Kabylie covers several districts or wilayas of Algeria and is divided into two : Big Kabylie and Small Kabylie, equally referred to as Upper and Lower Kabylie. Although this name makes reference to a geographic division related to the elevation of the mountain range, it also corresponds to a linguistic distinction between the speakers of 2 principle dialects of the Kabyle language.
Three large mountain chains occupy a large portion of this region : the Kabylie Coastal chain in the north, the Djurdjura in the south, culminating with Mt. Tamgout Aalayen (2308m), and the Agawa chain, located between the other two with an average altitude of 800m and the densest population of the three chains. Tizi-Ouzou is found in the latter.
The population of Kabylie is estimated between 7 and 10 million people. The region is very densely populated and the population density often surpasses 250 inhabitants per km2. A significant number of Kabyles live outside of the region most notably Alger, where they make up more than half the population. Many Kabyles can be found living abroad as well (France, Europe as well as Canada).
Bejaia, with its 230,000 inhabitants, is the economic center of Kabylie as well as the capital of Lower Kabylie. Locally it is referred to as 'Bgayet n Lejdud' or 'ancestor's candle'. Tizi-Ouzou, the capital of Upper Kabylie, formerly known as 'the village' has around 150,000 inhabitants and serves as the cultural capital of Kabylie.
Larbaa Nath Irathen, formerly Fort National, with a population of 28,000 in 2001, is the urban center at the highest elevation of the region.

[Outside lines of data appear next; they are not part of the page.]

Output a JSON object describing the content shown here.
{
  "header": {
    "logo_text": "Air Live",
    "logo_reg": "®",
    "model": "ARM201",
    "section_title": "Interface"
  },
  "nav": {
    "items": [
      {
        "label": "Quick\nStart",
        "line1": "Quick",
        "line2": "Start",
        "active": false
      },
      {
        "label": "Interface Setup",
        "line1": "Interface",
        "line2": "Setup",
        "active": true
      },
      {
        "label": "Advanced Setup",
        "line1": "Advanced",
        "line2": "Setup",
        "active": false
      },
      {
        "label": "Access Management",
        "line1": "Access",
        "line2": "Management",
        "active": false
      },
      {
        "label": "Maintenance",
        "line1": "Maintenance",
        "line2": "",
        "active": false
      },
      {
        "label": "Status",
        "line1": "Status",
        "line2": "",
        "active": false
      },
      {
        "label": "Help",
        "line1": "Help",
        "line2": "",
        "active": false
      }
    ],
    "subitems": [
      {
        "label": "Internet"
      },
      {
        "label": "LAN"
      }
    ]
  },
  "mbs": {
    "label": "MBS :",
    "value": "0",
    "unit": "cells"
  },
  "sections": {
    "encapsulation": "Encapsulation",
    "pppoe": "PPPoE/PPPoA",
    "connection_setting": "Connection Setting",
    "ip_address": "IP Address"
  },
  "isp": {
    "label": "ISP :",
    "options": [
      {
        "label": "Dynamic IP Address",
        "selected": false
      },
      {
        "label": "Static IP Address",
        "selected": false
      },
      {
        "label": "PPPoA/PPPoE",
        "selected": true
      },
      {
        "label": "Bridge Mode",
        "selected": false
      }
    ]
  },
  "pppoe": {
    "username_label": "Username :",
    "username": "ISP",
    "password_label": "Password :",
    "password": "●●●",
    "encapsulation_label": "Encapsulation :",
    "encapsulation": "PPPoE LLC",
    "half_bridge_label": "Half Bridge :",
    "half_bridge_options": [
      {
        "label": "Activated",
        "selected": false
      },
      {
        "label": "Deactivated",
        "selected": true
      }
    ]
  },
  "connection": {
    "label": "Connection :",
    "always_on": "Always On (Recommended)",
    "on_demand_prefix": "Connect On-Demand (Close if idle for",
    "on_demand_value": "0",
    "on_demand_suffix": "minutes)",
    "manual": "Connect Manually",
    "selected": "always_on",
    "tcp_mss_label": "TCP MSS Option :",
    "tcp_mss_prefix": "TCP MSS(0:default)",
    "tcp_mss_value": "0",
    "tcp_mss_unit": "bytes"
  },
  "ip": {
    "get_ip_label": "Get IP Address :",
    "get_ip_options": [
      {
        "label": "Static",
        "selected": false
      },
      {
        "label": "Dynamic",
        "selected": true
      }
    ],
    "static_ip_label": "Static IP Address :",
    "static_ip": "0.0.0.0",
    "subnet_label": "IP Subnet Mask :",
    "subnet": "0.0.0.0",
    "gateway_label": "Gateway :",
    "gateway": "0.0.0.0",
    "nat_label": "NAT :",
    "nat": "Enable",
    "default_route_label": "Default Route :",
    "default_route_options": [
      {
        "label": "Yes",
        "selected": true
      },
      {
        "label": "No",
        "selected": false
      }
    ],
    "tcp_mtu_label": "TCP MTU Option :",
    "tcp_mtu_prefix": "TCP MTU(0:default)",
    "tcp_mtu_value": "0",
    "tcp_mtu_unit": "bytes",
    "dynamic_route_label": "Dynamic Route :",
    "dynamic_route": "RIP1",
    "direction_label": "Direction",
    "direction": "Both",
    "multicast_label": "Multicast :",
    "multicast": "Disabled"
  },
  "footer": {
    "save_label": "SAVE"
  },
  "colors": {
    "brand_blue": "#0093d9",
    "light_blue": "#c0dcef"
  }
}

Since independence in 1962 the region has been involved in several civil conflicts and uprisings. Notably in 1980 Kabylie experienced several months of protests and demonstrations in support of establishing the Berber language as an official language of the state. This cultural revival intensified as the government stepped up efforts to Arabize the nation in the 1990s. In June and July of 1998 the region was inflamed anew by the assassination of the singer Matoub Lounes and by the enforcement of a law giving preference to the use of the Arabic language in all domains. April 2001 witnessed a series of intense riots provoked by the death of a young man at the hand of a gendarme (police officer). These riots highlighted the growing divide between the government and the Berber peoples. This season of violence was called the Black Spring. A demand for autonomy that until then had been made only by certain intellectuals was now taken up by the Kabylie Movement for Autonomy (MAK) led by the singer Ferhat Mehenni. However this movement did not gain much momentum. Still others such as the Berber Arouch Citizen's Movement have raised the call for formal recognition of the cultural diversity that Algeria enjoys including recognition of the Berber identity.

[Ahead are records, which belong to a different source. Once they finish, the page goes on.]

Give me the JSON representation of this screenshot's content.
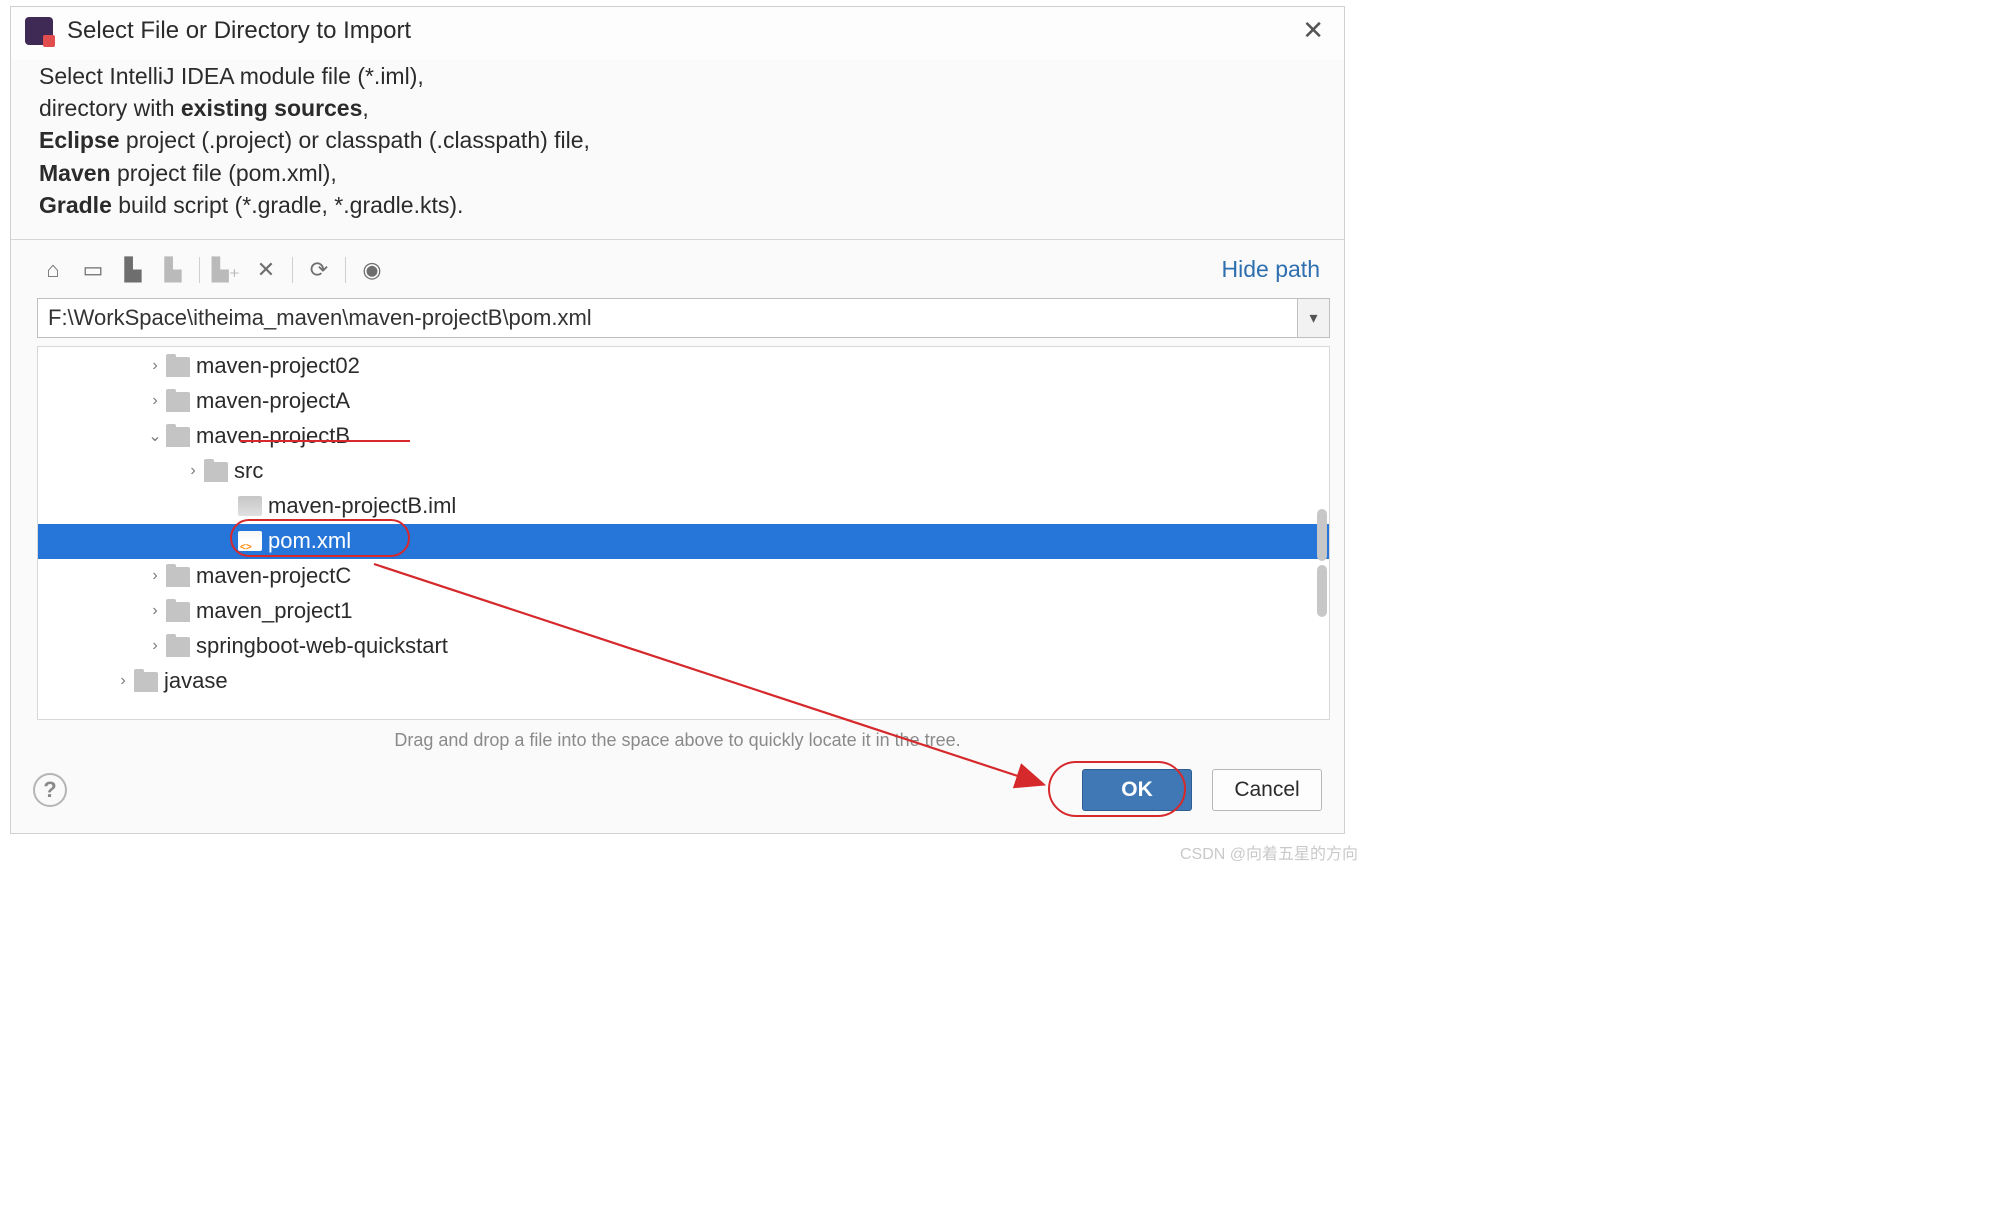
{
  "title": "Select File or Directory to Import",
  "instructions": {
    "l1a": "Select IntelliJ IDEA module file (*.iml),",
    "l2a": "directory with ",
    "l2b": "existing sources",
    "l2c": ",",
    "l3a": "Eclipse",
    "l3b": " project (.project) or classpath (.classpath) file,",
    "l4a": "Maven",
    "l4b": " project file (pom.xml),",
    "l5a": "Gradle",
    "l5b": " build script (*.gradle, *.gradle.kts)."
  },
  "toolbar": {
    "hide_path": "Hide path"
  },
  "path": "F:\\WorkSpace\\itheima_maven\\maven-projectB\\pom.xml",
  "tree": [
    {
      "indent": "ind0",
      "arrow": ">",
      "type": "folder",
      "label": "maven-project02"
    },
    {
      "indent": "ind0",
      "arrow": ">",
      "type": "folder",
      "label": "maven-projectA"
    },
    {
      "indent": "ind0",
      "arrow": "v",
      "type": "folder",
      "label": "maven-projectB"
    },
    {
      "indent": "ind1",
      "arrow": ">",
      "type": "folder",
      "label": "src"
    },
    {
      "indent": "ind2",
      "arrow": "",
      "type": "iml",
      "label": "maven-projectB.iml"
    },
    {
      "indent": "ind2",
      "arrow": "",
      "type": "pom",
      "label": "pom.xml",
      "selected": true
    },
    {
      "indent": "ind0",
      "arrow": ">",
      "type": "folder",
      "label": "maven-projectC"
    },
    {
      "indent": "ind0",
      "arrow": ">",
      "type": "folder",
      "label": "maven_project1"
    },
    {
      "indent": "ind0",
      "arrow": ">",
      "type": "folder",
      "label": "springboot-web-quickstart"
    },
    {
      "indent": "indj",
      "arrow": ">",
      "type": "folder",
      "label": "javase"
    }
  ],
  "hint": "Drag and drop a file into the space above to quickly locate it in the tree.",
  "buttons": {
    "ok": "OK",
    "cancel": "Cancel"
  },
  "watermark": "CSDN @向着五星的方向"
}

The traditional economy of the region rests heavily on the cultivation of trees (orchards and olive groves), beekeeping and artisanal crafts (silversmiths, weavers and potters). Kabylie benefits significantly from the aid and support of the Kabyle diaspora. The region receives aid from outside sources for the development of infrastructure (roads, transportation, libraries) which often the national government of Algeria has abandoned. However, this accentuates the Kabyle villages' autonomy with successful management of this aid.

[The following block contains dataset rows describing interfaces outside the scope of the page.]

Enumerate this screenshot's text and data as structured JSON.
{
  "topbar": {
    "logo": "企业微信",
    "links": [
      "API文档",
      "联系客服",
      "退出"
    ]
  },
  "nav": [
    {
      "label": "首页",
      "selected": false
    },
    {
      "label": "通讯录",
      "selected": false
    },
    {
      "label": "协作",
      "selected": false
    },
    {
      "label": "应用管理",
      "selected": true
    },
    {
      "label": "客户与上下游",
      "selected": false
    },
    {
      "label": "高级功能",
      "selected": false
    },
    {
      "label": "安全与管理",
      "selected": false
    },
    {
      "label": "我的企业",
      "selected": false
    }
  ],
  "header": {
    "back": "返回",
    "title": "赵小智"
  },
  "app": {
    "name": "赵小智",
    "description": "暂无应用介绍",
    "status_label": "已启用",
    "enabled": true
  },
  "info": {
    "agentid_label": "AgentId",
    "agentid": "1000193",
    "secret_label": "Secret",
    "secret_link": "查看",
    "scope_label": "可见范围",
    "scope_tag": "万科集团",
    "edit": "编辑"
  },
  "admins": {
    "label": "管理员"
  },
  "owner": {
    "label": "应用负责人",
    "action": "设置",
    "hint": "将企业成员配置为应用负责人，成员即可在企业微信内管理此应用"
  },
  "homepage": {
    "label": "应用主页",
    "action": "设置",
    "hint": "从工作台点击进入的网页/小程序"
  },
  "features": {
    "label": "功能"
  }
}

According to Joshua Project (choose Algeria|Berber,Kabyle) 97.4% are Muslims with 2.0% being evangelical Christians. The Jesus Film, New Testament and satellite broadcasts are available in their language.
The following is taken from anOpen Door website:"Given this situation, how is the gospel spreading, especially in the Kabyle regions? God’s solutions have been evident, the Algerian Christian points out. The 1995 development of satellite TV has provided amazing in roads for spreading the gospel in Algeria. Today the majority of people can be reached through this medium. ...At the end of the satellite programs, viewers see a local telephone number displayed on the screen. The callers are directed to places where they can find a church, or receive Christian books and CDs.
The Jesus film has consistently been a powerful tool, because the film is translated into the Kabyle language. Even people asked where in the Kabyle region the film was shot; the movie is very topical and adapted to the local culture.
Protestant churches (about 50 in Algeria) generally range in membership from 50 to 200, though the largest, in Tizi Ouzou, has some 1000 members attending the services. It is estimated that there are 30,000 Protestants in Algeria, but the actual number could be as high as 60,000 to 100,000."
There is persecution through threats, prison terms, rejection by the believers' family and harrassment at work. All kinds of pressure are put upon the new believers, but that has resulted in more people believing in Jesus. The churches are beginning a purposeful, planned discipleship program.
The Open Doors Worldwatch List ranks 50 countries where persecution of Christians for religious reasons is worst. Algeria is listed as #29 – moderate persecution.